[[ SOURCE MATERIAL open ]]

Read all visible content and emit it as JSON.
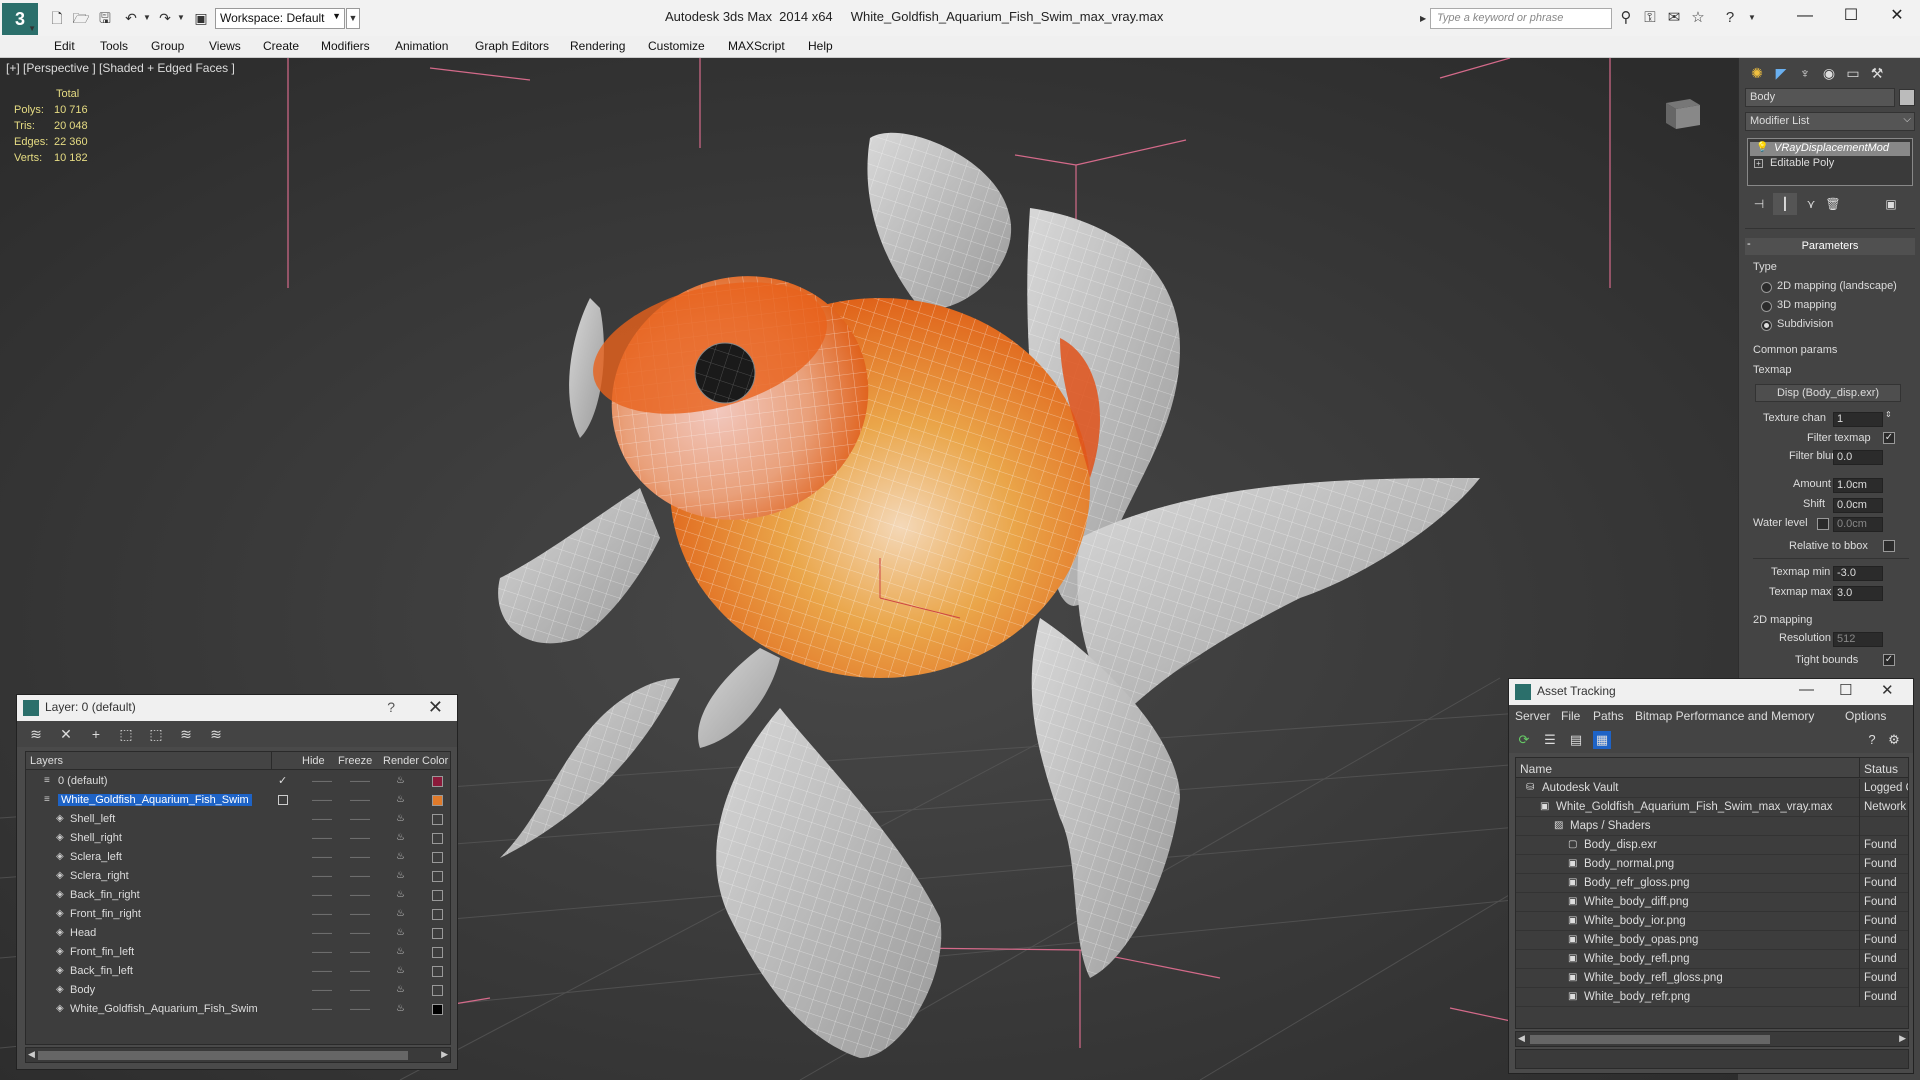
{
  "titlebar": {
    "app_title": "Autodesk 3ds Max  2014 x64",
    "file_title": "White_Goldfish_Aquarium_Fish_Swim_max_vray.max",
    "workspace": "Workspace: Default",
    "search_placeholder": "Type a keyword or phrase",
    "logo_letter": "3"
  },
  "menubar": {
    "items": [
      "Edit",
      "Tools",
      "Group",
      "Views",
      "Create",
      "Modifiers",
      "Animation",
      "Graph Editors",
      "Rendering",
      "Customize",
      "MAXScript",
      "Help"
    ]
  },
  "viewport": {
    "label": "[+] [Perspective ] [Shaded + Edged Faces ]",
    "stats_header": "Total",
    "stats": [
      {
        "key": "Polys:",
        "value": "10 716"
      },
      {
        "key": "Tris:",
        "value": "20 048"
      },
      {
        "key": "Edges:",
        "value": "22 360"
      },
      {
        "key": "Verts:",
        "value": "10 182"
      }
    ]
  },
  "command_panel": {
    "object_name": "Body",
    "modifier_list": "Modifier List",
    "stack": [
      "VRayDisplacementMod",
      "Editable Poly"
    ],
    "rollout_title": "Parameters",
    "type_label": "Type",
    "type_options": [
      "2D mapping (landscape)",
      "3D mapping",
      "Subdivision"
    ],
    "common_params": "Common params",
    "texmap_label": "Texmap",
    "texmap_button": "Disp (Body_disp.exr)",
    "texture_chan_label": "Texture chan",
    "texture_chan_value": "1",
    "filter_texmap_label": "Filter texmap",
    "filter_blur_label": "Filter blur",
    "filter_blur_value": "0.0",
    "amount_label": "Amount",
    "amount_value": "1.0cm",
    "shift_label": "Shift",
    "shift_value": "0.0cm",
    "water_level_label": "Water level",
    "water_level_value": "0.0cm",
    "relative_bbox_label": "Relative to bbox",
    "texmap_min_label": "Texmap min",
    "texmap_min_value": "-3.0",
    "texmap_max_label": "Texmap max",
    "texmap_max_value": "3.0",
    "mapping2d_label": "2D mapping",
    "resolution_label": "Resolution",
    "resolution_value": "512",
    "tight_bounds_label": "Tight bounds"
  },
  "layer_panel": {
    "title": "Layer: 0 (default)",
    "help": "?",
    "columns": [
      "Layers",
      "Hide",
      "Freeze",
      "Render",
      "Color"
    ],
    "rows": [
      {
        "name": "0 (default)",
        "level": 0,
        "color": "#8b1a3a",
        "check": true,
        "selected": false
      },
      {
        "name": "White_Goldfish_Aquarium_Fish_Swim",
        "level": 0,
        "color": "#e07a2a",
        "check": false,
        "selected": true
      },
      {
        "name": "Shell_left",
        "level": 1,
        "color": "#3d3d3d"
      },
      {
        "name": "Shell_right",
        "level": 1,
        "color": "#3d3d3d"
      },
      {
        "name": "Sclera_left",
        "level": 1,
        "color": "#3d3d3d"
      },
      {
        "name": "Sclera_right",
        "level": 1,
        "color": "#3d3d3d"
      },
      {
        "name": "Back_fin_right",
        "level": 1,
        "color": "#3d3d3d"
      },
      {
        "name": "Front_fin_right",
        "level": 1,
        "color": "#3d3d3d"
      },
      {
        "name": "Head",
        "level": 1,
        "color": "#3d3d3d"
      },
      {
        "name": "Front_fin_left",
        "level": 1,
        "color": "#3d3d3d"
      },
      {
        "name": "Back_fin_left",
        "level": 1,
        "color": "#3d3d3d"
      },
      {
        "name": "Body",
        "level": 1,
        "color": "#3d3d3d"
      },
      {
        "name": "White_Goldfish_Aquarium_Fish_Swim",
        "level": 1,
        "color": "#000000"
      }
    ]
  },
  "asset_panel": {
    "title": "Asset Tracking",
    "menu": [
      "Server",
      "File",
      "Paths",
      "Bitmap Performance and Memory",
      "Options"
    ],
    "columns": [
      "Name",
      "Status"
    ],
    "rows": [
      {
        "name": "Autodesk Vault",
        "status": "Logged O",
        "level": 0,
        "icon": "vault-icon"
      },
      {
        "name": "White_Goldfish_Aquarium_Fish_Swim_max_vray.max",
        "status": "Network",
        "level": 1,
        "icon": "max-file-icon"
      },
      {
        "name": "Maps / Shaders",
        "status": "",
        "level": 2,
        "icon": "maps-icon"
      },
      {
        "name": "Body_disp.exr",
        "status": "Found",
        "level": 3,
        "icon": "file-icon"
      },
      {
        "name": "Body_normal.png",
        "status": "Found",
        "level": 3,
        "icon": "image-icon"
      },
      {
        "name": "Body_refr_gloss.png",
        "status": "Found",
        "level": 3,
        "icon": "image-icon"
      },
      {
        "name": "White_body_diff.png",
        "status": "Found",
        "level": 3,
        "icon": "image-icon"
      },
      {
        "name": "White_body_ior.png",
        "status": "Found",
        "level": 3,
        "icon": "image-icon"
      },
      {
        "name": "White_body_opas.png",
        "status": "Found",
        "level": 3,
        "icon": "image-icon"
      },
      {
        "name": "White_body_refl.png",
        "status": "Found",
        "level": 3,
        "icon": "image-icon"
      },
      {
        "name": "White_body_refl_gloss.png",
        "status": "Found",
        "level": 3,
        "icon": "image-icon"
      },
      {
        "name": "White_body_refr.png",
        "status": "Found",
        "level": 3,
        "icon": "image-icon"
      }
    ]
  },
  "colors": {
    "accent": "#1e63c6",
    "stats_text": "#e6dc83",
    "viewport_bg": "#3b3b3b",
    "panel_bg": "#444444"
  }
}
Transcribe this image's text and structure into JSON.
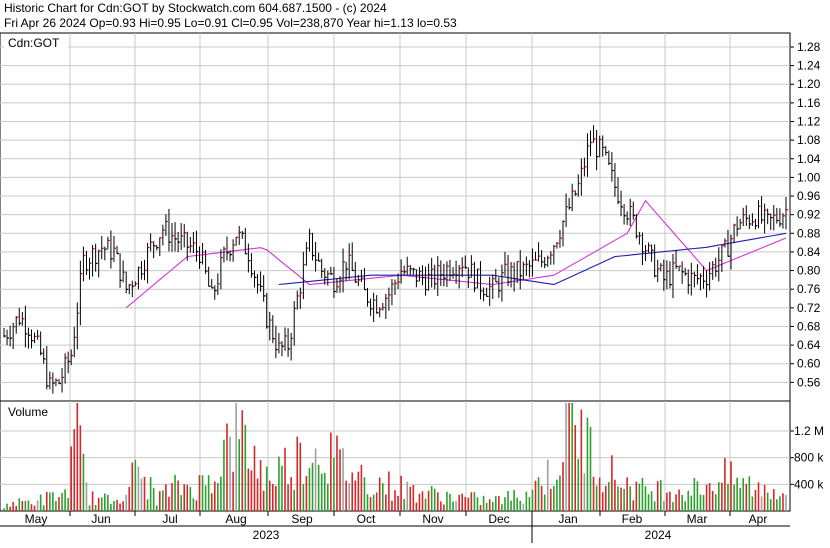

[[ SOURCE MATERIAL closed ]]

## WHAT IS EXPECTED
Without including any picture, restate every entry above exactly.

## WRITTEN SOLUTION
Read all visible content and emit it as JSON.
{
  "titlebar": {
    "app_title": "Autodesk 3ds Max  2014 x64",
    "file_title": "White_Goldfish_Aquarium_Fish_Swim_max_vray.max",
    "workspace": "Workspace: Default",
    "search_placeholder": "Type a keyword or phrase",
    "logo_letter": "3"
  },
  "menubar": {
    "items": [
      "Edit",
      "Tools",
      "Group",
      "Views",
      "Create",
      "Modifiers",
      "Animation",
      "Graph Editors",
      "Rendering",
      "Customize",
      "MAXScript",
      "Help"
    ]
  },
  "viewport": {
    "label": "[+] [Perspective ] [Shaded + Edged Faces ]",
    "stats_header": "Total",
    "stats": [
      {
        "key": "Polys:",
        "value": "10 716"
      },
      {
        "key": "Tris:",
        "value": "20 048"
      },
      {
        "key": "Edges:",
        "value": "22 360"
      },
      {
        "key": "Verts:",
        "value": "10 182"
      }
    ]
  },
  "command_panel": {
    "object_name": "Body",
    "modifier_list": "Modifier List",
    "stack": [
      "VRayDisplacementMod",
      "Editable Poly"
    ],
    "rollout_title": "Parameters",
    "type_label": "Type",
    "type_options": [
      "2D mapping (landscape)",
      "3D mapping",
      "Subdivision"
    ],
    "common_params": "Common params",
    "texmap_label": "Texmap",
    "texmap_button": "Disp (Body_disp.exr)",
    "texture_chan_label": "Texture chan",
    "texture_chan_value": "1",
    "filter_texmap_label": "Filter texmap",
    "filter_blur_label": "Filter blur",
    "filter_blur_value": "0.0",
    "amount_label": "Amount",
    "amount_value": "1.0cm",
    "shift_label": "Shift",
    "shift_value": "0.0cm",
    "water_level_label": "Water level",
    "water_level_value": "0.0cm",
    "relative_bbox_label": "Relative to bbox",
    "texmap_min_label": "Texmap min",
    "texmap_min_value": "-3.0",
    "texmap_max_label": "Texmap max",
    "texmap_max_value": "3.0",
    "mapping2d_label": "2D mapping",
    "resolution_label": "Resolution",
    "resolution_value": "512",
    "tight_bounds_label": "Tight bounds"
  },
  "layer_panel": {
    "title": "Layer: 0 (default)",
    "help": "?",
    "columns": [
      "Layers",
      "Hide",
      "Freeze",
      "Render",
      "Color"
    ],
    "rows": [
      {
        "name": "0 (default)",
        "level": 0,
        "color": "#8b1a3a",
        "check": true,
        "selected": false
      },
      {
        "name": "White_Goldfish_Aquarium_Fish_Swim",
        "level": 0,
        "color": "#e07a2a",
        "check": false,
        "selected": true
      },
      {
        "name": "Shell_left",
        "level": 1,
        "color": "#3d3d3d"
      },
      {
        "name": "Shell_right",
        "level": 1,
        "color": "#3d3d3d"
      },
      {
        "name": "Sclera_left",
        "level": 1,
        "color": "#3d3d3d"
      },
      {
        "name": "Sclera_right",
        "level": 1,
        "color": "#3d3d3d"
      },
      {
        "name": "Back_fin_right",
        "level": 1,
        "color": "#3d3d3d"
      },
      {
        "name": "Front_fin_right",
        "level": 1,
        "color": "#3d3d3d"
      },
      {
        "name": "Head",
        "level": 1,
        "color": "#3d3d3d"
      },
      {
        "name": "Front_fin_left",
        "level": 1,
        "color": "#3d3d3d"
      },
      {
        "name": "Back_fin_left",
        "level": 1,
        "color": "#3d3d3d"
      },
      {
        "name": "Body",
        "level": 1,
        "color": "#3d3d3d"
      },
      {
        "name": "White_Goldfish_Aquarium_Fish_Swim",
        "level": 1,
        "color": "#000000"
      }
    ]
  },
  "asset_panel": {
    "title": "Asset Tracking",
    "menu": [
      "Server",
      "File",
      "Paths",
      "Bitmap Performance and Memory",
      "Options"
    ],
    "columns": [
      "Name",
      "Status"
    ],
    "rows": [
      {
        "name": "Autodesk Vault",
        "status": "Logged O",
        "level": 0,
        "icon": "vault-icon"
      },
      {
        "name": "White_Goldfish_Aquarium_Fish_Swim_max_vray.max",
        "status": "Network",
        "level": 1,
        "icon": "max-file-icon"
      },
      {
        "name": "Maps / Shaders",
        "status": "",
        "level": 2,
        "icon": "maps-icon"
      },
      {
        "name": "Body_disp.exr",
        "status": "Found",
        "level": 3,
        "icon": "file-icon"
      },
      {
        "name": "Body_normal.png",
        "status": "Found",
        "level": 3,
        "icon": "image-icon"
      },
      {
        "name": "Body_refr_gloss.png",
        "status": "Found",
        "level": 3,
        "icon": "image-icon"
      },
      {
        "name": "White_body_diff.png",
        "status": "Found",
        "level": 3,
        "icon": "image-icon"
      },
      {
        "name": "White_body_ior.png",
        "status": "Found",
        "level": 3,
        "icon": "image-icon"
      },
      {
        "name": "White_body_opas.png",
        "status": "Found",
        "level": 3,
        "icon": "image-icon"
      },
      {
        "name": "White_body_refl.png",
        "status": "Found",
        "level": 3,
        "icon": "image-icon"
      },
      {
        "name": "White_body_refl_gloss.png",
        "status": "Found",
        "level": 3,
        "icon": "image-icon"
      },
      {
        "name": "White_body_refr.png",
        "status": "Found",
        "level": 3,
        "icon": "image-icon"
      }
    ]
  },
  "colors": {
    "accent": "#1e63c6",
    "stats_text": "#e6dc83",
    "viewport_bg": "#3b3b3b",
    "panel_bg": "#444444"
  }
}
Transcribe this image's text and structure into JSON.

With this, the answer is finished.